St. Louis Wants to Control Its Own Police Force Again
In the nineteenth century, some states took control of local police forces. Today, St. Louis is the last big city whose force is still under state control.
It seemed like a good idea 150 years ago. Now that just about everybody agrees it’s a bad idea, Missouri can’t seem to get rid of it.
The idea is having the state run the local police force in St. Louis. The state took control back in 1861, at the start of the Civil War. Segregationist Gov. Claiborne Jackson wasn’t crazy about having the Unionist city control its own large arsenal. State takeovers of local police were also trendy back then, with New York taking the lead in 1857 and cities such as Baltimore, Chicago and Philadelphia following suit.
But the Civil War has been over for a while now, and every other big city has long since won back control of its own police. (One outlier is Kansas City, Mo.)
St. Louis Mayor Francis Slay, like his predecessors, argues that because the city pays the police department’s bills, it should have the authority to run the force. As it stands, St. Louis residents have no recourse at the polls if they’re unhappy about how the police are performing, he says. And he claims that the city would save $4.5 million in duplicative administrative costs if given direct control.
For some time, local control was stymied by the police union, which worried about its effect on pensions and political interference from the city’s Board of Aldermen. Local-control legislation that passed the Missouri House earlier this year allayed their concerns, and the prospect of a ballot initiative to remedy the matter further focused the Legislature’s attention.
But then things took an odd turn. The bill was taken hostage by senators wanting to push through their version of tax-credit legislation. The House refused to play ball, and both bills died.
Slay had high hopes for another shot during a special session in October, but, again, unrelated disputes got in the way. Legislative leaders refused to move any bills unless an economic development package went through, and so nothing was passed.
Despite the disappointment, there’s always hope that the “near-perfect” consensus that has developed in favor of local control, as Jeff Roorda of the St. Louis Police Officers’ Association describes it, will push the legislation forward at a later date.

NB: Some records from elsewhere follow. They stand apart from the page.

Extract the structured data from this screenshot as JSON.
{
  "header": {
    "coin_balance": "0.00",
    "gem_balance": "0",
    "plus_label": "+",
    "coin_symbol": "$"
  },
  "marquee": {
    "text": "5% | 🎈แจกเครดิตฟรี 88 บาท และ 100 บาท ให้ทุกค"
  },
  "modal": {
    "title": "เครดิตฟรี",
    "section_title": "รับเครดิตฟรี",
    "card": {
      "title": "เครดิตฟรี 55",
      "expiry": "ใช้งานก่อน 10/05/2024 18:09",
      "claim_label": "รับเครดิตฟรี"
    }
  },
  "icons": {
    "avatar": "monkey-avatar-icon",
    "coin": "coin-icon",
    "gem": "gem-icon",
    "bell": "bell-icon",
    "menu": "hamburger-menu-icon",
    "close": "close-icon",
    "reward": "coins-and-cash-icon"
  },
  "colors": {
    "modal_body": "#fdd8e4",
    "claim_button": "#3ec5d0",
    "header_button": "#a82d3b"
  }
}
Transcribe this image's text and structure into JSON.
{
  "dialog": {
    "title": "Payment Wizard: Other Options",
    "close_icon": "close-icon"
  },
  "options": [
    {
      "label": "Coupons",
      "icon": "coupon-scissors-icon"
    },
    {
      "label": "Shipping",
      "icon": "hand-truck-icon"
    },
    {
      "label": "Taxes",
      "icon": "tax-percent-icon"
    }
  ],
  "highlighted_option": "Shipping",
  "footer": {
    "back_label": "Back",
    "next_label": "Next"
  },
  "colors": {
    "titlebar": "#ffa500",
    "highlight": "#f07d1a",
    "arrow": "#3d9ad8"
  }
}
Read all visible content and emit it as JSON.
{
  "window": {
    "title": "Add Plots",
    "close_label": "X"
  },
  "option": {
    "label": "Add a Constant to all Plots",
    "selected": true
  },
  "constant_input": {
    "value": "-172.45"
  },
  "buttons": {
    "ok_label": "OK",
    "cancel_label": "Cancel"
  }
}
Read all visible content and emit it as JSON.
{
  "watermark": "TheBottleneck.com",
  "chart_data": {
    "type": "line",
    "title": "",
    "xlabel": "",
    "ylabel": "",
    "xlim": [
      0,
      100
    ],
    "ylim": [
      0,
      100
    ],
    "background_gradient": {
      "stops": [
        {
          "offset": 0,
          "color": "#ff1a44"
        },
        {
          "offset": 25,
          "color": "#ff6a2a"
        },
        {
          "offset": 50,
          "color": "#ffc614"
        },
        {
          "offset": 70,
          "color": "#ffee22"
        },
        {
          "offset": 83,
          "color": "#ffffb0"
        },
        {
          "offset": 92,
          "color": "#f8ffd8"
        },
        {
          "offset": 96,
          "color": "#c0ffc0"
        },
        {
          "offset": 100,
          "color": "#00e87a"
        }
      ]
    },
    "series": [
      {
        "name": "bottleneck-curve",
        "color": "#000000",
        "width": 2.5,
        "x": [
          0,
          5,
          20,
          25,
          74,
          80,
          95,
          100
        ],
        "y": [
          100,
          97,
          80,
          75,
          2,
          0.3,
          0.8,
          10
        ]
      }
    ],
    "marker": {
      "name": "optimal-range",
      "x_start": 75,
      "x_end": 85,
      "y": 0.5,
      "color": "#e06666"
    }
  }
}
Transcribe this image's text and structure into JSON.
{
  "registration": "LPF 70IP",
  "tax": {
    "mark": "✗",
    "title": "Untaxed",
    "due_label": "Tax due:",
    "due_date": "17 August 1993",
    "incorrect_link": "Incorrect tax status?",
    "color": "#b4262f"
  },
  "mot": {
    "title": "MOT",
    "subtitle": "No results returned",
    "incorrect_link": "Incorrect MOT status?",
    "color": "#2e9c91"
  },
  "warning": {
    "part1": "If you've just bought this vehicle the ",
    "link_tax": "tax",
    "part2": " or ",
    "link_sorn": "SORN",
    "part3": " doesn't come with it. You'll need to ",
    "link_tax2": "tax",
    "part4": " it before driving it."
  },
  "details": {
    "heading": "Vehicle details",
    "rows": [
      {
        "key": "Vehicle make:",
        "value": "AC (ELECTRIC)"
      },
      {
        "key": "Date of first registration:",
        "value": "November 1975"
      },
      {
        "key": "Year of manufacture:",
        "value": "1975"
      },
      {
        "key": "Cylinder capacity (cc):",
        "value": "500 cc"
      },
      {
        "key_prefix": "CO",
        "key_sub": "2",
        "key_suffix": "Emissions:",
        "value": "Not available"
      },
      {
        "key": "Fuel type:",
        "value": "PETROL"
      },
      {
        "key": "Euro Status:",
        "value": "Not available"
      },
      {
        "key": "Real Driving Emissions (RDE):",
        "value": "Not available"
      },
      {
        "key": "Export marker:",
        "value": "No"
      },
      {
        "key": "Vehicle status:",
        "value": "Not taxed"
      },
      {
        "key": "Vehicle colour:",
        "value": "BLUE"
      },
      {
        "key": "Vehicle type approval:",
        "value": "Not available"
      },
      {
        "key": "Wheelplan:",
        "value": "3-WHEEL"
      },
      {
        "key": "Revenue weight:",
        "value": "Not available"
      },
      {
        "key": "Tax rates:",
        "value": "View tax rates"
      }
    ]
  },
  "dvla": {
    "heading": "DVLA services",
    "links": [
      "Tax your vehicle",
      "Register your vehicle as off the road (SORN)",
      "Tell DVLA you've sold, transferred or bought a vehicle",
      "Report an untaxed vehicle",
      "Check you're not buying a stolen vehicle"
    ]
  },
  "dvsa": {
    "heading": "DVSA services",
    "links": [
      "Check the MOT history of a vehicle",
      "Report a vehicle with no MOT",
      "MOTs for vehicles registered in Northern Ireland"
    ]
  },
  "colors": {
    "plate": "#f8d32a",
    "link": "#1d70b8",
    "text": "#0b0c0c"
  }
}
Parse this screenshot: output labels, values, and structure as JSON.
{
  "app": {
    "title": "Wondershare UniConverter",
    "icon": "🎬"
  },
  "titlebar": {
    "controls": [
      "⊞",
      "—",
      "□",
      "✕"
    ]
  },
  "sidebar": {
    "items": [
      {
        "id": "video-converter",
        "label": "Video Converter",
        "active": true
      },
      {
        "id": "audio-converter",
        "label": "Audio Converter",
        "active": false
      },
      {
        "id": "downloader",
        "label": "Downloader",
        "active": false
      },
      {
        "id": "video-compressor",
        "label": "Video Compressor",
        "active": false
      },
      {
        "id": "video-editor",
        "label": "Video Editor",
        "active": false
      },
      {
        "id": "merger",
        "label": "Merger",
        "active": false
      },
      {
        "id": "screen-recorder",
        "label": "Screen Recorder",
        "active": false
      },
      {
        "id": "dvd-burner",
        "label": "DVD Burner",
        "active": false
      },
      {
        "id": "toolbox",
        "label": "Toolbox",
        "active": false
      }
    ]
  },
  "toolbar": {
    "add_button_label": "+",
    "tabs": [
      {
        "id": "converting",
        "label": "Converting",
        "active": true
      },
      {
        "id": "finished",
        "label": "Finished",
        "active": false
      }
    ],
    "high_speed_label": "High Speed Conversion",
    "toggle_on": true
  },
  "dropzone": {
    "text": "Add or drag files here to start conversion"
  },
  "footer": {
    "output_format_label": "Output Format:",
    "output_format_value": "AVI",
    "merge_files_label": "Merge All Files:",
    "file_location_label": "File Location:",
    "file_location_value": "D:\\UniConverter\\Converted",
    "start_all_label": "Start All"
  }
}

It’s long overdue, says Andrew Theising, director of the Institute for Urban Research at Southern Illinois University in Edwardsville. “St. Louis in the post-Civil War era was really messed up, and it actually was a very smart move to take local control away,” he says.
But those days are long over, and the state has sometimes interfered politically in the doings of the local force, which at this point is a power that’s difficult to defend. “The city of St. Louis is justified in asking for the return of local control,” Theising says.